Men in Black: Alien Attack – A fun shooter that I enjoyed riding on. It definitely made me remember the good ole days of Men in Black. **




Harry Potter and the Escape from Gringotts – The Harry Potter portion of the park, the Butter Beer, and the walkthrough Gringotts was better than the actual ride. The ride was decent, but you really felt like you were in the world of Harry Potter prior to stepping onto the ride. I loved that and it was one of my favorite parts of the park. *** for the ride, ***** for the atmosphere



The Simpsons Ride – Last time I was at Universal Studios this was Back to the Future, a ride I really enjoyed. Luckily, The Simpsons Ride was quite fun too. I actually rode this twice and found myself smiling and enjoying Homer’s antics both times. ****

And finally….

Hollywood Rip Ride Rockit - I already mentioned that I don’t do rollercoasters. I hate being strapped down and set hurtling at high speeds. I decided to stand in line with Brandy since the line for the biggest, baddest rollercoaster in the park was quite long.


As we approached the loading platform I began to talk myself into just riding it. I felt bad leaving her to ride alone and I don’t know, maybe I was just drunk on love, so I ended up hopping in the seat next to her and faced my fears head on.

This wasn’t one of those epic moments where my fears all went away and I realized that they were unfounded. No, this ride just confirmed that I hate rollercoasters and I will NEVER, EVER ride one like that again. Fuck that.



Walking around Universal during Horror Nights is a very unique experience. It’s dark and creepy, but feels totally safe. The park does a great job of promoting all the various movies they use for mazes as the gift shops are crammed with various merchandise for those movies. Even the few carnival games had a few movie related items. I’ll just stop right here to brag about winning Brandy a large Stay Puft marshmallow man in a bean bag tossing game.

Horror Nights is a blast, but it’s exhausting. It’s a lot of standing, a lot of waiting, and a lot of walking. Luckily, the park is large enough to give you distractions such as food, shows, rides, and so on, if you need to get away from some of the 2 hour plus wait times for certain mazes.

I’d definitely recommend not going on a Friday or Saturday, and prepare to be there all night to get your money’s worth. We were able to do all but two of the mazes the first night and a few of the rides. So the second night we were able to see those mazes, revisit some other ones, and ride any other rides that we wanted to and just take it a lot easier around the park. I loved the way we spread it over two days and it was some brilliant planning on Brandy’s part.

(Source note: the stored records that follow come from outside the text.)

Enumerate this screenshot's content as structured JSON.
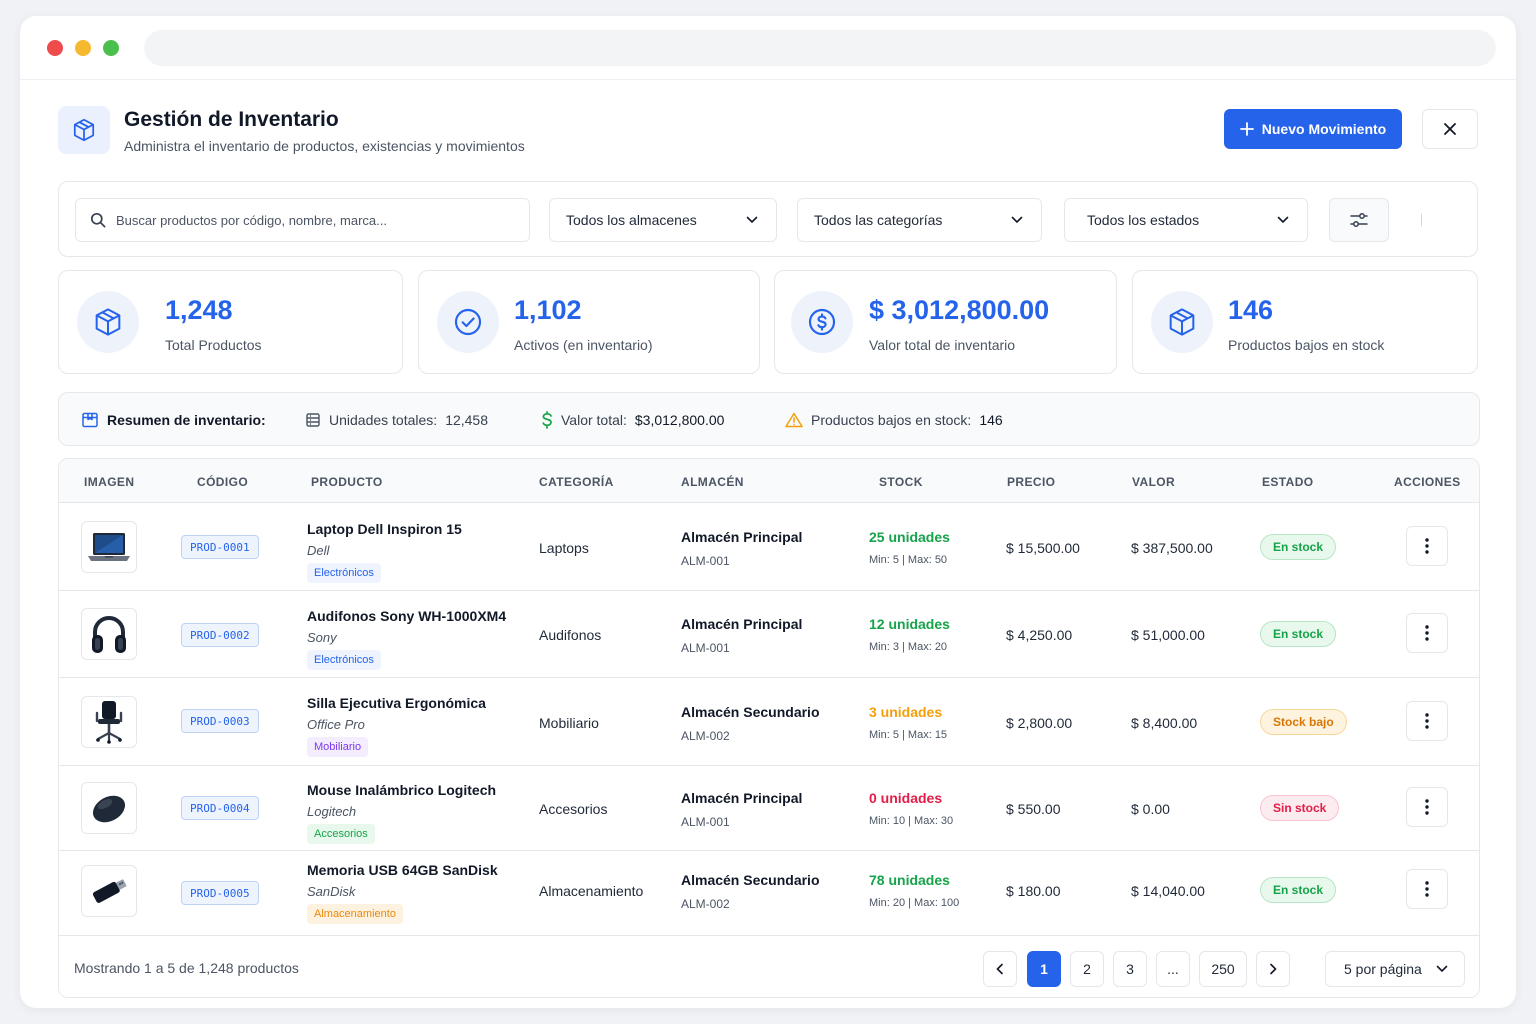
{
  "header": {
    "title": "Gestión de Inventario",
    "subtitle": "Administra el inventario de productos, existencias y movimientos",
    "new_button": "Nuevo Movimiento"
  },
  "filters": {
    "search_placeholder": "Buscar productos por código, nombre, marca...",
    "warehouse": "Todos los almacenes",
    "category": "Todos las categorías",
    "status": "Todos los estados"
  },
  "stats": [
    {
      "value": "1,248",
      "label": "Total Productos",
      "icon": "box-icon"
    },
    {
      "value": "1,102",
      "label": "Activos (en inventario)",
      "icon": "check-circle-icon"
    },
    {
      "value": "$ 3,012,800.00",
      "label": "Valor total de inventario",
      "icon": "dollar-circle-icon"
    },
    {
      "value": "146",
      "label": "Productos bajos en stock",
      "icon": "box-icon"
    }
  ],
  "summary": {
    "title": "Resumen de inventario:",
    "units_label": "Unidades totales:",
    "units_value": "12,458",
    "value_label": "Valor total:",
    "value_value": "$3,012,800.00",
    "low_label": "Productos bajos en stock:",
    "low_value": "146"
  },
  "table": {
    "headers": [
      "IMAGEN",
      "CÓDIGO",
      "PRODUCTO",
      "CATEGORÍA",
      "ALMACÉN",
      "STOCK",
      "PRECIO",
      "VALOR",
      "ESTADO",
      "ACCIONES"
    ],
    "rows": [
      {
        "image": "laptop",
        "code": "PROD-0001",
        "name": "Laptop Dell Inspiron 15",
        "brand": "Dell",
        "tag": "Electrónicos",
        "category": "Laptops",
        "warehouse": "Almacén Principal",
        "warehouse_code": "ALM-001",
        "stock": "25 unidades",
        "range": "Min: 5 | Max: 50",
        "price": "$ 15,500.00",
        "value": "$ 387,500.00",
        "status": "En stock"
      },
      {
        "image": "headphones",
        "code": "PROD-0002",
        "name": "Audifonos Sony WH-1000XM4",
        "brand": "Sony",
        "tag": "Electrónicos",
        "category": "Audifonos",
        "warehouse": "Almacén Principal",
        "warehouse_code": "ALM-001",
        "stock": "12 unidades",
        "range": "Min: 3 | Max: 20",
        "price": "$ 4,250.00",
        "value": "$ 51,000.00",
        "status": "En stock"
      },
      {
        "image": "chair",
        "code": "PROD-0003",
        "name": "Silla Ejecutiva Ergonómica",
        "brand": "Office Pro",
        "tag": "Mobiliario",
        "category": "Mobiliario",
        "warehouse": "Almacén Secundario",
        "warehouse_code": "ALM-002",
        "stock": "3 unidades",
        "range": "Min: 5 | Max: 15",
        "price": "$ 2,800.00",
        "value": "$ 8,400.00",
        "status": "Stock bajo"
      },
      {
        "image": "mouse",
        "code": "PROD-0004",
        "name": "Mouse Inalámbrico Logitech",
        "brand": "Logitech",
        "tag": "Accesorios",
        "category": "Accesorios",
        "warehouse": "Almacén Principal",
        "warehouse_code": "ALM-001",
        "stock": "0 unidades",
        "range": "Min: 10 | Max: 30",
        "price": "$ 550.00",
        "value": "$ 0.00",
        "status": "Sin stock"
      },
      {
        "image": "usb",
        "code": "PROD-0005",
        "name": "Memoria USB 64GB SanDisk",
        "brand": "SanDisk",
        "tag": "Almacenamiento",
        "category": "Almacenamiento",
        "warehouse": "Almacén Secundario",
        "warehouse_code": "ALM-002",
        "stock": "78 unidades",
        "range": "Min: 20 | Max: 100",
        "price": "$ 180.00",
        "value": "$ 14,040.00",
        "status": "En stock"
      }
    ]
  },
  "pagination": {
    "showing": "Mostrando 1 a 5 de 1,248 productos",
    "pages": [
      "1",
      "2",
      "3",
      "...",
      "250"
    ],
    "per_page": "5 por página"
  },
  "colors": {
    "accent": "#2563eb",
    "green": "#16a34a",
    "orange": "#f59e0b",
    "red": "#e11d48",
    "purple": "#7c3aed"
  }
}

Below are some more pictures from my time at Horror Nights. I totally recommend any horror fan making the trek to Universal one Halloween to experience this for yourselves.